Taking the limit of this equation shows that as the number of cores (c) approaches infinity, speedup approaches 1/S. In the example shown in Table 2, speedup approaches 1/0.1, or 10.

As another example, consider a program where P = 0.99. In other words, 99% of the program is parallelizable. As c approaches infinity, the serial time starts to dominate the performance (in this example, S = 0.01). Thus, speedup approaches 1/0.01 or 100. In other words, even with a million cores, the maximum speedup achievable by this program is only 100.

All is not lost: The limits of Amdahl’s Law

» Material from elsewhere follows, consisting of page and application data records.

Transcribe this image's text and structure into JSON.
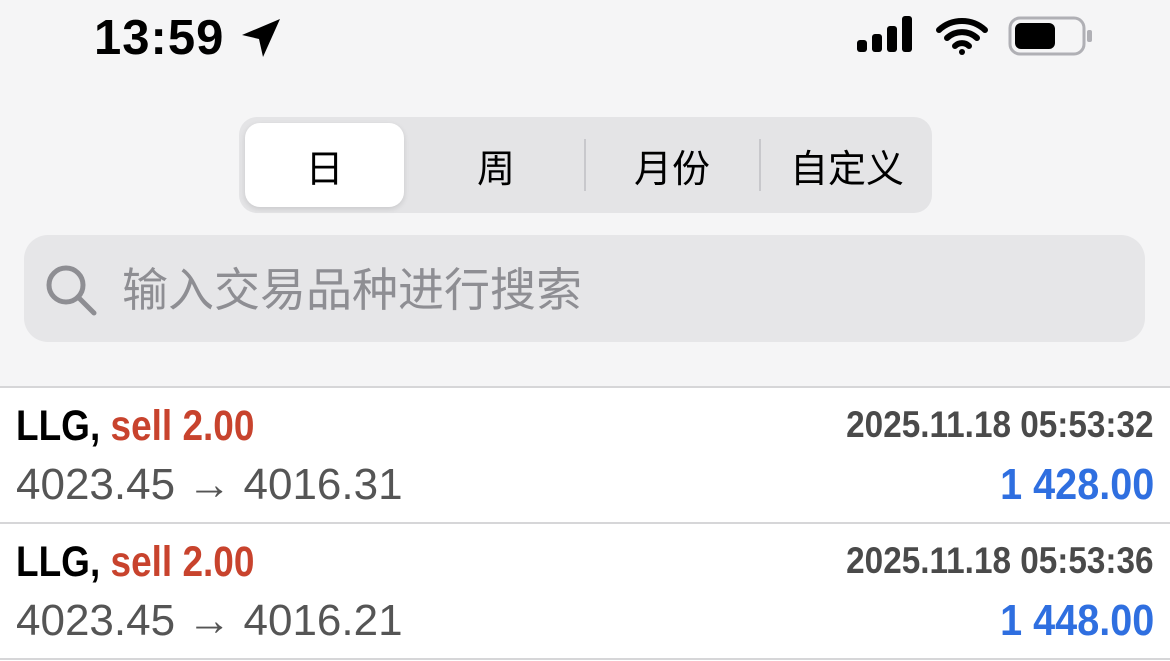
{
  "status_bar": {
    "time": "13:59",
    "icons": [
      "location-arrow-icon",
      "cellular-signal-icon",
      "wifi-icon",
      "battery-icon"
    ]
  },
  "segmented": {
    "tabs": [
      {
        "label": "日",
        "selected": true
      },
      {
        "label": "周",
        "selected": false
      },
      {
        "label": "月份",
        "selected": false
      },
      {
        "label": "自定义",
        "selected": false
      }
    ]
  },
  "search": {
    "placeholder": "输入交易品种进行搜索",
    "value": ""
  },
  "deals": [
    {
      "symbol": "LLG,",
      "side": "sell 2.00",
      "datetime": "2025.11.18 05:53:32",
      "prices": "4023.45 → 4016.31",
      "profit": "1 428.00"
    },
    {
      "symbol": "LLG,",
      "side": "sell 2.00",
      "datetime": "2025.11.18 05:53:36",
      "prices": "4023.45 → 4016.21",
      "profit": "1 448.00"
    }
  ],
  "colors": {
    "sell": "#c8432d",
    "profit": "#2f6fe0",
    "background": "#f5f5f6"
  }
}
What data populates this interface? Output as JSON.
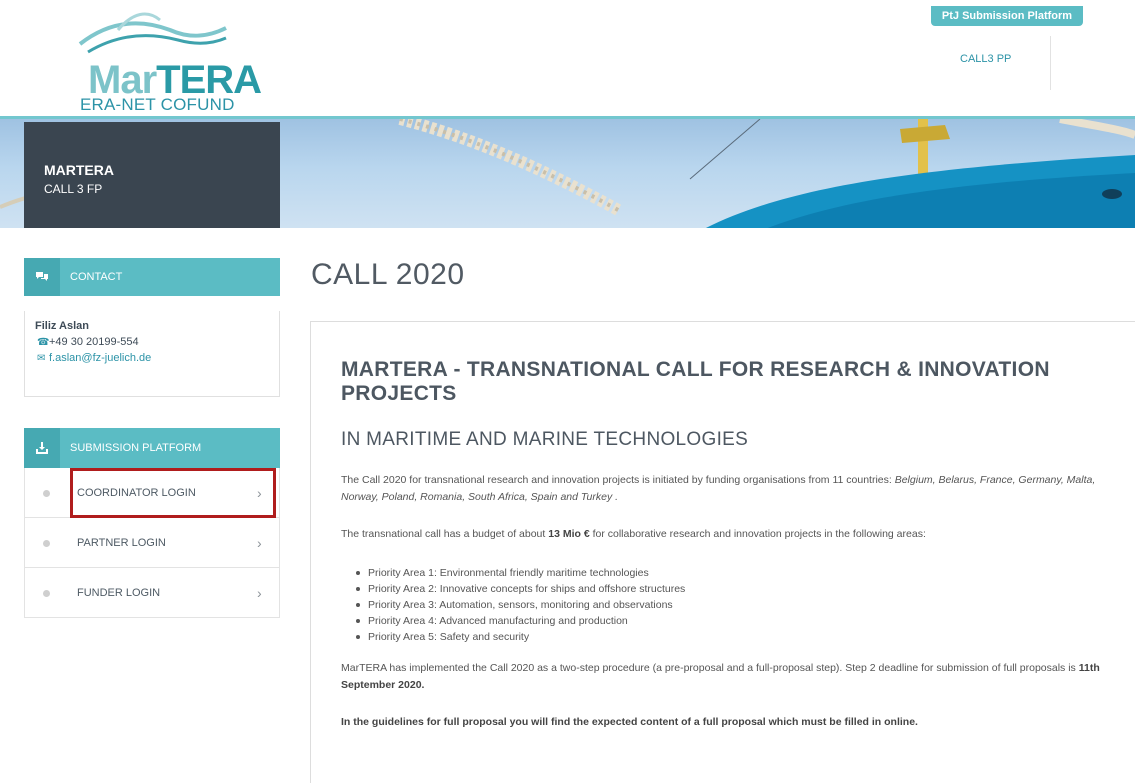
{
  "header": {
    "logo": {
      "word_left": "Mar",
      "word_right": "TERA",
      "subtitle": "ERA-NET COFUND"
    },
    "ptj_tab": "PtJ Submission Platform",
    "nav": {
      "call3pp": "CALL3 PP"
    }
  },
  "banner": {
    "title": "MARTERA",
    "subtitle": "CALL 3 FP"
  },
  "sidebar": {
    "contact": {
      "heading": "CONTACT",
      "name": "Filiz Aslan",
      "phone": "+49 30 20199-554",
      "email": "f.aslan@fz-juelich.de"
    },
    "submission": {
      "heading": "SUBMISSION PLATFORM",
      "items": [
        {
          "label": "COORDINATOR LOGIN"
        },
        {
          "label": "PARTNER LOGIN"
        },
        {
          "label": "FUNDER LOGIN"
        }
      ]
    }
  },
  "main": {
    "page_title": "CALL 2020",
    "heading": "MARTERA - TRANSNATIONAL CALL FOR RESEARCH & INNOVATION PROJECTS",
    "subheading": "IN MARITIME AND MARINE TECHNOLOGIES",
    "para1_text": "The Call 2020 for transnational research and innovation projects is initiated by funding organisations from 11 countries: ",
    "para1_countries": "Belgium, Belarus, France, Germany, Malta, Norway, Poland, Romania, South Africa, Spain and Turkey",
    "para1_end": " .",
    "para2_pre": "The transnational call has a budget of about ",
    "para2_bold": "13 Mio €",
    "para2_post": " for collaborative research and innovation projects in the following areas:",
    "areas": [
      "Priority Area 1: Environmental friendly maritime technologies",
      "Priority Area 2: Innovative concepts for ships and offshore structures",
      "Priority Area 3: Automation, sensors, monitoring and observations",
      "Priority Area 4: Advanced manufacturing and production",
      "Priority Area 5: Safety and security"
    ],
    "para3_pre": "MarTERA has implemented the Call 2020 as a two-step procedure (a pre-proposal and a full-proposal step). Step 2 deadline for submission of full proposals is ",
    "para3_bold": "11th September 2020.",
    "para4": "In the guidelines for full proposal you will find the expected content of a full proposal which must be filled in online."
  },
  "colors": {
    "accent": "#5bbcc4",
    "dark_panel": "#3a4550",
    "highlight": "#b01d1d"
  }
}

When learning about Amdahl’s Law, it’s important to consider the intentions of its originator, Gene Amdahl. In his own words, the law was proposed to demonstrate "the continued validity of the single processor approach, and the weakness of the multiple processor approach in terms of application to real problems and their attendant irregularities1." In his 1967 paper Amdahl expanded on this concept, writing: "For over a decade prophets have voiced the contention that the organization of a single computer has reached its limits, and that truly significant advances can be made only by interconnection of a multiplicity of computers in such a manner as to permit cooperative solution1."

Subsequent work challenged some of the key assumptions made by Amdahl. Read about the Gustafson-Barsis Law for a discussion on the limits of Amdahl’s Law and a different argument on how to think about the benefits of parallelism.


  1. Gene Amdahl. "Validity of the single processor approach to achieving large scale computing capabilities" Proceedings of the April 18-20, 1967, Spring Joint Computer Conference. pp. 483—​485. ACM. 1967.